US Under Secretary of State Maria Otero
l by Malinda Seneviratne
(March 05, Colombo, Sri Lanka Guardian) US Under Secretary of State Maria Otero told the UNHRC session in Geneva that the international community has waited nearly three years for action by Sri Lanka and ‘time is slipping away’ for them. She has also pontificated on the preconditions for ‘lasting peace’, namely reconciliation and accountability.
It is no secret that the world’s most ruthless terrorist organization, the LTTE, is behind a lot of moves against Sri Lanka by the international community, so called, by way of egging on, providing ‘information’ and dishing out money.
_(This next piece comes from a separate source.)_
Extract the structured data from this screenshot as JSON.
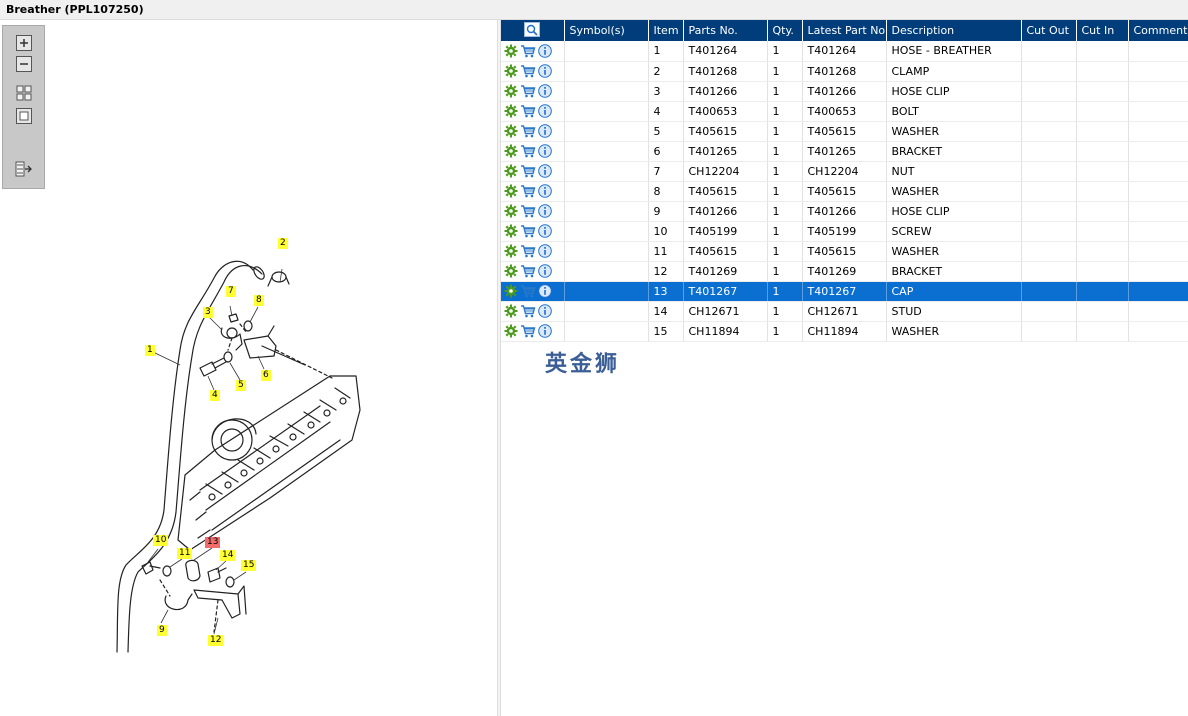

If the international community was made up by the USA (and her allies) and the principal ‘victim’ seeking redress was the LTTE, then this sanctimonious posturing about reconciliation and accountability are laughable. The fact is, however, that there are few other takers apart from those who are desperate to make deals or are ready to sell themselves cheap.
If it was really about accountability and reconciliation, then Otero would have raised her hands high and say ‘My country is guilty of monumental crimes against humanity’. As for the West-based LTTE outfits fronting now as ‘Tamil’ organizations they would acknowledge that reluctance to acknowledge LTTE atrocities and admit (in the very least) complicity does not exactly persuade the victims to talk ‘reconciliation’ with them.
If it were a matter of ‘time slipping away’, the end of time for the USA and her allies would come a long time ago. Those who have bucks and guns, however, are experts at finger-pointing and have the (military) means to get away ‘That’s how we do things’ (ref Barack Obama regarding the cold-blooded murder of a man claimed to be Osama bin Laden). So when Otero says ‘action now in this Council will sow the seeds of lasting peace on the ground,’ it is appropriate to ask her ‘Remember Gaza, Iraq, Afghanistan, Pakistan and the 20 plus countries the USA attacked since the Second World War, without any by-your-leave of the United Nations?’
As for the LTTE it is a fascist outfit and fascism is not something the West and Israel ever made light of, either as victim or perpetrator.
Fact 1: Otero was allowed to speak although it was not on the agenda. Conclusion 1: the UNHRC is a pawn of the USA. Fact 2: the USA has no moral authority to pontificate on human rights. Conclusion 2: It is not about human rights but political, strategic and economic interest. Fact 3: the UNHCR is cagey about blatant and proven (not alleged) crimes against humanity perpetrated by the USA and Israel. Conclusion 3: the UNHRC has lost all credibility and has been reduced to a convenient and pliant yes-thing for US-led machinations. Fact 4: the US not only has draconian laws that violate basic human rights both within and without the country, but abuse these to quell dissent. Conclusion 4: Otero is talking through a hat. Fact 5: The USA is the only country that has used atomic energy as a weapon of war. Conclusion 5: the flurry of words about nuclear energy and Iran is sanctimonious bunkum. The list of fact and relevant conclusions would spill out of editorial space and this newspaper too, so let’s stop there.
If, however, the USA is sincere about accountability, then they can give Sri Lanka some tips about how to handle such issues, by way of short-term technical assistance. Otero’s word-jabs, like those of Clinton, Robert O Blake and Patricia Butenis are not constructive when it comes to repairing frayed US-SL ties. It’s a fight they started and as Sun Tzu famously put it, ‘if you start a fight, you have already lost the war’.
Reconciliation and accountability are finally ‘our babies’. We’ve come far on the former and we’ve always been lax on the latter, not just on things pertaining to the execution of the world’s greatest hostage rescue operation but on all issues pertaining to governance. Since we are talking of what’s happening in Geneva, it is incumbent on the Government to take concrete steps to implement the LLRC recommendations, especially those articles that refer to unacceptable acts during the period under review.
The USA’s military ‘policy’ includes torture and all kinds of crimes against humanity (especially for those who are not white and those who are of the Islamic faith), but Washington sets the (flawed) judicial process in motion when the evidence cannot be refuted. Some poor end-point soldier gets court marshaled. We can do better, especially since it is clear that the policy was (as admitted by Butenis) to minimize civilian casualties. Where there is evidence of wrong-doing, the culprits must be apprehended and tried. If it could be done to Sarath Fonseka, the then Army Commander, then no one, however high-ranked he may be should be protected.
This is post-war and moving on must include getting our house in order. On all counts. US-SL relations may have slipped away and the jury is out on whether we should celebrate or lament. This is a time, however, that this country cannot afford to let slip away.
Source : [The Nation Editorial, March 4, 2012]